In addition to raising all these children, keeping them clean and healthy, managing the farm and its workers, and taking care of a large farmhouse, she seemed to find time to create. She sewed, crocheted, tatted, and embroidered; all those needlework projects that exist from the early part of the Twentieth Century were made by Women like my Nana. She never sat down without something in her hands to work on. She would, in later years, be creating dresses and hats for her grandchildren’s dolls; or embroidering table cloths and crocheting potholders. I cannot remember her ever folding her hands or sitting in a completely relaxed manner. The word “chill” was not part of the vernacular of that era.

After her children were grown, she operated a hot dog stand on the Main Street of tiny Pittsfield, Maine.
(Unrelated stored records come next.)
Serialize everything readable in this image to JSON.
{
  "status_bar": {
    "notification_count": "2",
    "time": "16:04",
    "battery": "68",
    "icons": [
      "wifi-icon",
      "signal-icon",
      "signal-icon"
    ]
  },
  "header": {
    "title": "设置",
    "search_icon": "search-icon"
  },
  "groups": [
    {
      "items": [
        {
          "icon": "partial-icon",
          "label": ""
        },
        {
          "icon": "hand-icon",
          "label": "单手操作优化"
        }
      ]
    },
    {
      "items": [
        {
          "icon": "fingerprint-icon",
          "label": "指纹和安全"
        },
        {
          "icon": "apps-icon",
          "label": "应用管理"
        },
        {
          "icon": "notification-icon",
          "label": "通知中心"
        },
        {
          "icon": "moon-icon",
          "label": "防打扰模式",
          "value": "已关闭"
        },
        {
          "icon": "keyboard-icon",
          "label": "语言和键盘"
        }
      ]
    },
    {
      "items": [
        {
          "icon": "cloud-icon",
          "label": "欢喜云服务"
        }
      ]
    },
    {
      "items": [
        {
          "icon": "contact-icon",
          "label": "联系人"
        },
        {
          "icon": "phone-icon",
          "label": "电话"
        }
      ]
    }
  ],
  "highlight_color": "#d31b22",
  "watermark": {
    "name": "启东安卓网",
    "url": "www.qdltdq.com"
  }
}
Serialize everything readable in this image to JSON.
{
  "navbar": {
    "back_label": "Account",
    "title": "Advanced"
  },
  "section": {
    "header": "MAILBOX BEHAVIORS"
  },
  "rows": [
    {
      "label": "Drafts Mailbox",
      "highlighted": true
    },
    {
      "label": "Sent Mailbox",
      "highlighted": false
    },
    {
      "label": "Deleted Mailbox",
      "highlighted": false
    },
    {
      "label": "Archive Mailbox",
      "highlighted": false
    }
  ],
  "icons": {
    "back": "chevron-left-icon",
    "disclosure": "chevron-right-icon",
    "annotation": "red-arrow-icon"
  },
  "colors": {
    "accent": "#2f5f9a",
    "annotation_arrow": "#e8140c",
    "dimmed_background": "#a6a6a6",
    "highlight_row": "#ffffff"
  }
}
This small enterprise became well known, and there are still people today who tell me that their childhood memories include going to get a hot dog for a treat (if they had behaved well). I can recall standing by her side while she cooked onions on the grill and prepared the rolls,  mustard, and relish, as the hot dogs steamed. It was all very exciting, and I was at eye-level with the grill as those fabulous onions gave forth the intoxicating aroma that lured in her customers.

My Nana was a World Class Cook. I can remember long tables of clamoring grandkids stuffing themselves with her spaghetti and meatballs, fabulous bread, and Italian cookies.There really weren’t any recipes….she just created everything from scratch and remembered how to do it all.

Richette was beloved by her family, her friends, and just about anyone who knew her. She never gossiped, complained, or indulged in self-pity. She was kind, soft-spoken, full of love and light, and laughed easily. This lady who came from the beautiful Abruzzo region of Italy made a new life in her adopted land. Pettorano and Sulmona were far away, and she insisted that her children speak English, not Italian. (We always knew that the topic was not for our ears if my grandparents spoke Italian around us; that was the only time the grandkids heard it spoken.)

I wish that my Nana had lived a longer life. She died of Cancer at the age of 63, and I was just thirteen. I was lucky to have known her at all, but the memories leave me wanting to have known her even better. She had an indomitable spirit, and extraordinary energy. I remember her singing as she washed dishes; she had a sweet voice and a good musical ear.She loved flowers, decorating for Christmas, Nat “King” Cole, and President Kennedy. She was a creative whirlwind.

Lucky me: I have some of her genes.